Goal of the exercise |
The task calls for an exact copy of the records, without any images.

[Element data from apps and pages]
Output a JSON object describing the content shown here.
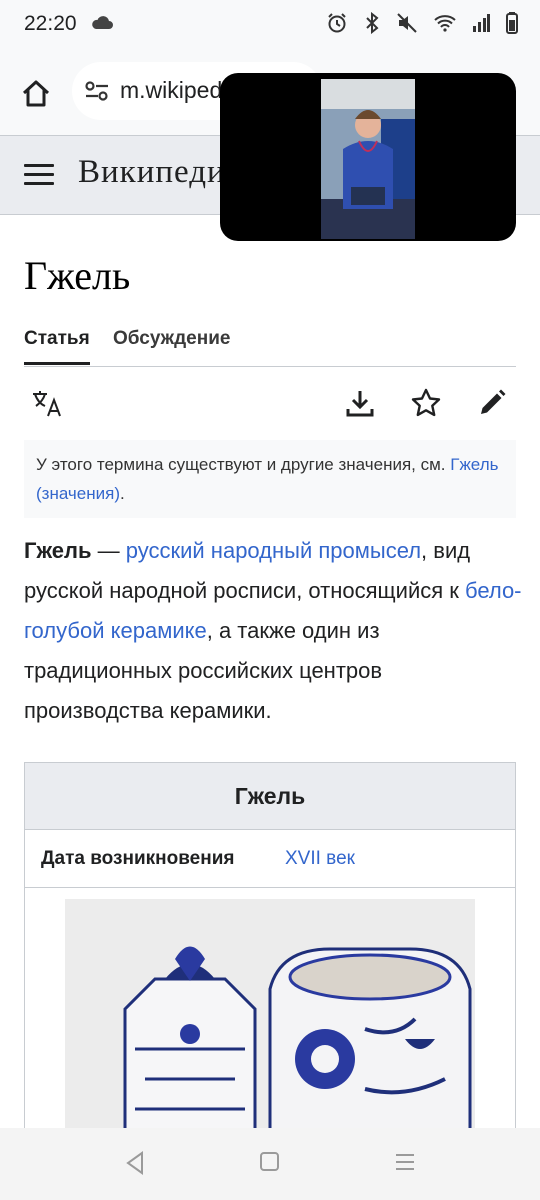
{
  "status": {
    "time": "22:20",
    "icons": [
      "cloud-icon",
      "alarm-icon",
      "bluetooth-icon",
      "mute-icon",
      "wifi-icon",
      "signal-icon",
      "battery-icon"
    ]
  },
  "browser": {
    "url": "m.wikipedia.org"
  },
  "wiki": {
    "logo": "Википедия"
  },
  "article": {
    "title": "Гжель",
    "tabs": [
      "Статья",
      "Обсуждение"
    ],
    "hatnote_prefix": "У этого термина существуют и другие значения, см. ",
    "hatnote_link": "Гжель (значения)",
    "hatnote_suffix": ".",
    "lead": {
      "bold": "Гжель",
      "dash": " — ",
      "link1": "русский народный промысел",
      "text1": ", вид русской народной росписи, относящийся к ",
      "link2": "бело-голубой керамике",
      "text2": ", а также один из традиционных российских центров производства керамики."
    },
    "infobox": {
      "title": "Гжель",
      "row_label": "Дата возникновения",
      "row_value": "XVII век"
    }
  },
  "colors": {
    "link": "#3366cc",
    "header_bg": "#eaecf0"
  }
}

Response area |
Output a JSON object describing the content shown here.
{
  "status": {
    "time": "22:20",
    "icons": [
      "cloud-icon",
      "alarm-icon",
      "bluetooth-icon",
      "mute-icon",
      "wifi-icon",
      "signal-icon",
      "battery-icon"
    ]
  },
  "browser": {
    "url": "m.wikipedia.org"
  },
  "wiki": {
    "logo": "Википедия"
  },
  "article": {
    "title": "Гжель",
    "tabs": [
      "Статья",
      "Обсуждение"
    ],
    "hatnote_prefix": "У этого термина существуют и другие значения, см. ",
    "hatnote_link": "Гжель (значения)",
    "hatnote_suffix": ".",
    "lead": {
      "bold": "Гжель",
      "dash": " — ",
      "link1": "русский народный промысел",
      "text1": ", вид русской народной росписи, относящийся к ",
      "link2": "бело-голубой керамике",
      "text2": ", а также один из традиционных российских центров производства керамики."
    },
    "infobox": {
      "title": "Гжель",
      "row_label": "Дата возникновения",
      "row_value": "XVII век"
    }
  },
  "colors": {
    "link": "#3366cc",
    "header_bg": "#eaecf0"
  }
}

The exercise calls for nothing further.